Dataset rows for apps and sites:
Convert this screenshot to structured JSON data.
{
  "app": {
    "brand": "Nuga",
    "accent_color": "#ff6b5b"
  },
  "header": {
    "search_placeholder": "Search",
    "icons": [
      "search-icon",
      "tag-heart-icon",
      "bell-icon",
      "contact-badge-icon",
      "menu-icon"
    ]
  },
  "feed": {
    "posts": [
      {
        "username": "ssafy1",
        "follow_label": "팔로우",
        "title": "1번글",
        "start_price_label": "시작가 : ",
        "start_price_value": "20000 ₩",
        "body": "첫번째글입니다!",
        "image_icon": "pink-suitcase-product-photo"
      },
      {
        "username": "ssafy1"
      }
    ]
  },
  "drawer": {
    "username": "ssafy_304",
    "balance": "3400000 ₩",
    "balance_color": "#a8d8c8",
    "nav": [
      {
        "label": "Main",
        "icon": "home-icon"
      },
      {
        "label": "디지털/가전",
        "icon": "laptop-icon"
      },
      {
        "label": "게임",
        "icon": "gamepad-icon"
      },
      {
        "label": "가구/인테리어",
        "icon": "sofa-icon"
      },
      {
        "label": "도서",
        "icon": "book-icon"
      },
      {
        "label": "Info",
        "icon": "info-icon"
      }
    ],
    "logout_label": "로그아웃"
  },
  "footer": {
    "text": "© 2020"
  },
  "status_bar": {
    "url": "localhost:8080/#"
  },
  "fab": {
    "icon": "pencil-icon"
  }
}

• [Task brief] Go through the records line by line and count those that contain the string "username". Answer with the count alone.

• [Finished task] 3